I like to read books whose premises I disagree with. It’s good for the soul. Recently, I read “To Save Everything, Click Here: The Folly of Technological Solutionism” by Evgeny Morozov. In it, the author argues that technologists (i.e., people who spend their time improving or advocating technology), particularly from Silicon Valley, are overconfident in their belief that they can solve the world’s problems with technology. Pick any speech by Google chairman Eric Schmidt to see an example of the type of thinking that the author rails against.
One argument from the book has stuck with me. It goes like this: there is a popular notion that the internet is not an invention or a technology, but an inevitable ideal that must be protected from all outside influence. Perhaps this visionary stance was useful in building the internet in the early days, but now that we have the internet, it's less useful.
For example, most recently, this ideal underlies a lot of the objections in the debate about the right to be forgotten. The European court of human rights recently ruled that European citizens have a right to have damaging links about them removed from search engine results. People who believe in the idealised internet warn of the dangers of regulating the internet in this way. Here is a quote from Jennifer Granick (Stanford University) in the New Yorker magazine (“Solace of Oblivion”, Sept 29, 2014 issue):
[This legislation] marks the beginning of the end of the global Internet, where everyone has access to the same information, and the beginning of an Internet where there are national networks, where decisions by governments dictate which information people get access to. The Internet as a whole is being Balkanized, and Europeans are going to have a very different access to information than we have.
This warning appears to be designed to send shivers up the spine, to paint a dystopian future where, *gasp*, Europeans see different information to everyone else. Jonathan Zittrain (Harvard Law School) makes the danger explicit in the same article:
"[... ] what happens if the Brazilians come along and say, ‘We want only search results that are consistent with our laws’? It becomes a contest about who can exert the most muscle on Google.” Search companies might decide to tailor their search results in order to offend the fewest countries, limiting all searches according to the rules of the most restrictive country. As Zittrain put it, “Then the convoy will move only as fast as the slowest ship.”
This quote makes explicit the fear of government control and of technology companies’ harmful reactions to such control.
Underlying both quotes is the assumption that the internet is sacred: its destiny is to be global and pure.

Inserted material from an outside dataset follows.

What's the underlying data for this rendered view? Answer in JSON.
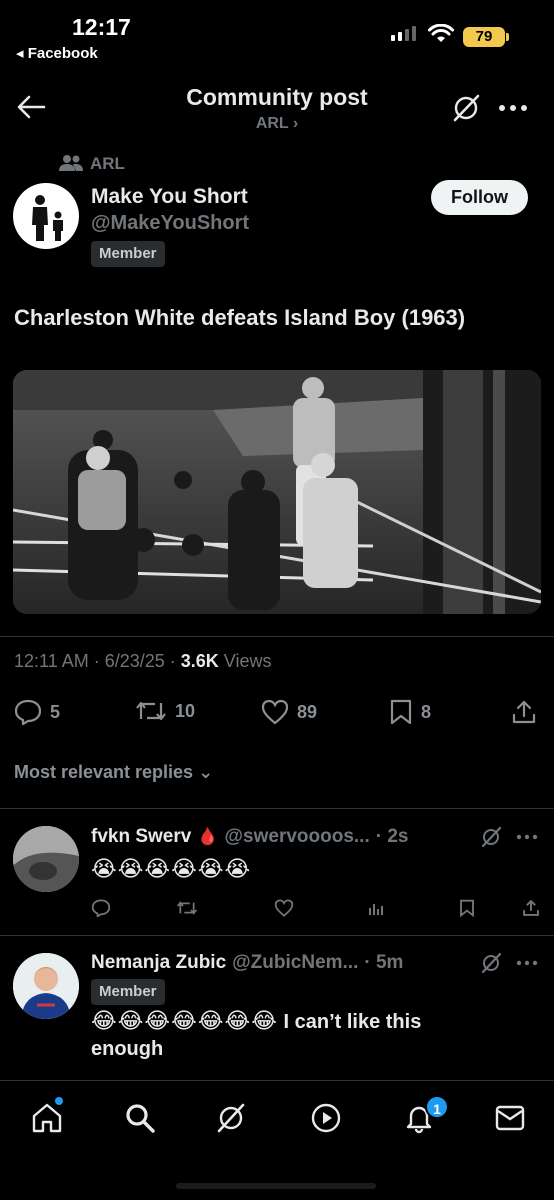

But, to repeat, the internet is a technology, it is built and maintained by us because we find it useful. Replace “internet” with “car” in the above quotes, and consider again the first quote by Jennifer Granick. Does the experience of driving have to be identical wherever you are in the world? Does the fact that the speed limit varies from country to country, or that you can turn right on a red light in some US states and not in others, keep anybody up at night? Road laws, manufacturing safety laws, drink driving laws are highly Balkanised across states and countries, but no-one is worrying whether some authoritarian government of the future is going to take our cars away from us (except maybe some Tea Party activists).
Or consider the second quote, by Jonathan Zittrain. Do car manufacturers have a right to demand to sell identical cars globally? Is car manufacturing technology held back by the country with the most stringent safety laws? Of course not. But even if it were, it wouldn’t be the only consideration on the table. We don’t feel beholden to any visions that Henry Ford may have had a century ago about a future with open roads and rapid transit, certainly not when it comes to preventing people from dying horrifically on the roads.
Yet, when it comes to the internet, a lot of people believe that an unregulated internet trumps everything, including the grief of parents struggling to get over their daughter’s death when pictures of her dead body are circulating online, or the struggles of a person falsely accused of a crime who has to live with those accusations every time someone searches their name. A balanced viewpoint would look at freedom of speech versus the harm such speech causes in broad classes (e.g., criminal cases, breaches of privacy) and make a decision. Different countries have different priorities which will lead to different regulations on internet freedoms, and that’s ok. If the government is authoritarian, then it has already put huge restrictions on the local internet (e.g., China, North Korea). You can add that to the list of reasons why it’s unpleasant to live in authoritarian countries.
At this point, the person arguing for a global and pure internet retreats to practicalities. They cite two main practical barriers to the right to be forgotten: 1) it’s impossible to exert complete control over information - a determined person will find the restricted information anyway; 2) it’s too labour intensive to enact the right to be forgotten. Let’s start with the first barrier. I agree that a demand for perfection is misguided, and I don’t believe anyone is making such a demand. It’s possible to take reasonable and simple steps to allow people to be forgotten that gets you 95% of the way there. In the same way that a determinedly bad driver can still kill people, a determinedly assiduous employer will still be able to dig up information about a potential employee. But this was always the case, even before the internet.
The second practical barrier is the more important one, I feel, and is a manifestation of the fact that technology enables mass automation (e.g., indexing websites) while the judgement that society requires of Google (i.e., “is this index removal request valid?”) cannot currently be automated. While this challenge is substantial, it’s ironic that the same technologists (me included) who claim that they can solve the world’s societal problems, throw their hands up in despair when asked to automate such judgement.